# Provided records
------------------------------------------------

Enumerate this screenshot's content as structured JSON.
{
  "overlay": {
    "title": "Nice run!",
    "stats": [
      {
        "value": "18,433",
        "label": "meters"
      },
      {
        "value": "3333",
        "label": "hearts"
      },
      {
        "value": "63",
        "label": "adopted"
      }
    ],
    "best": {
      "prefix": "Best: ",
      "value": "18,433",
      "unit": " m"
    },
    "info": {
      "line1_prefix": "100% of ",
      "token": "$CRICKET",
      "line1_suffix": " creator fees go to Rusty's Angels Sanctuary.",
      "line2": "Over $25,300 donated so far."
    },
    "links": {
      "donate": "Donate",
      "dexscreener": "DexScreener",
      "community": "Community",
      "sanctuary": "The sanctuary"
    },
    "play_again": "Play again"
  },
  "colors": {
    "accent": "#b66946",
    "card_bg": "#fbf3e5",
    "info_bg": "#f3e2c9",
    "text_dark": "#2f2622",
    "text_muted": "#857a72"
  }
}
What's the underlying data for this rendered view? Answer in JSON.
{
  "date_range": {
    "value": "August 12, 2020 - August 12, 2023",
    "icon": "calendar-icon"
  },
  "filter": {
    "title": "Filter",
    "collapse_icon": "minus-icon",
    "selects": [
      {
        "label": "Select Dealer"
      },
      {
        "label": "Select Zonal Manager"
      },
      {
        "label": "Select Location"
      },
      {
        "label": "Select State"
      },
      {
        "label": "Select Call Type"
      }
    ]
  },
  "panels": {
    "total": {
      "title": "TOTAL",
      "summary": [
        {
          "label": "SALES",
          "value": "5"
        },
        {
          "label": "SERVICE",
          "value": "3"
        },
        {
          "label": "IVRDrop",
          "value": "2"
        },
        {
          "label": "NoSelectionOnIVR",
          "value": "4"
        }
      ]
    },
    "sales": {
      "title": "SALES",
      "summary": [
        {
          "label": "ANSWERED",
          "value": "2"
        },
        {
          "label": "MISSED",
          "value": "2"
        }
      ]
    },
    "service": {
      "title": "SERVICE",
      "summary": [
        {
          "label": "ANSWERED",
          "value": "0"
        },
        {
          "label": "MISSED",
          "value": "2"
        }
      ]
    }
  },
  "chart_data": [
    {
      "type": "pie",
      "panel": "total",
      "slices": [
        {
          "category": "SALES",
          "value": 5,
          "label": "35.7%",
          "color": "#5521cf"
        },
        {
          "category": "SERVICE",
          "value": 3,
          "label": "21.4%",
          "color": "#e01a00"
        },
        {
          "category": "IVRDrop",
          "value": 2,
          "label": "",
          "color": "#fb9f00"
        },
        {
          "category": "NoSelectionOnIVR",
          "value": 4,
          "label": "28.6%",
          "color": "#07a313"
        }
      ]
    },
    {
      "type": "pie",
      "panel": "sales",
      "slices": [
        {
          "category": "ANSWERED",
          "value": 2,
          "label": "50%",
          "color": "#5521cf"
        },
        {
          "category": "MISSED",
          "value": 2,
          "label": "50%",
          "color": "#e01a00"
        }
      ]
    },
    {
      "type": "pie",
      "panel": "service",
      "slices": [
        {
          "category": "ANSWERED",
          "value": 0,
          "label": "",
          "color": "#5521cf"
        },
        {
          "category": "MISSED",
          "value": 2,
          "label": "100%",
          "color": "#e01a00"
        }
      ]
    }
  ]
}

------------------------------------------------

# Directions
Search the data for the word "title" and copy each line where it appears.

# Result of the task
    "title": "Nice run!",
    "title": "Filter",
      "title": "TOTAL",
      "title": "SALES",
      "title": "SERVICE",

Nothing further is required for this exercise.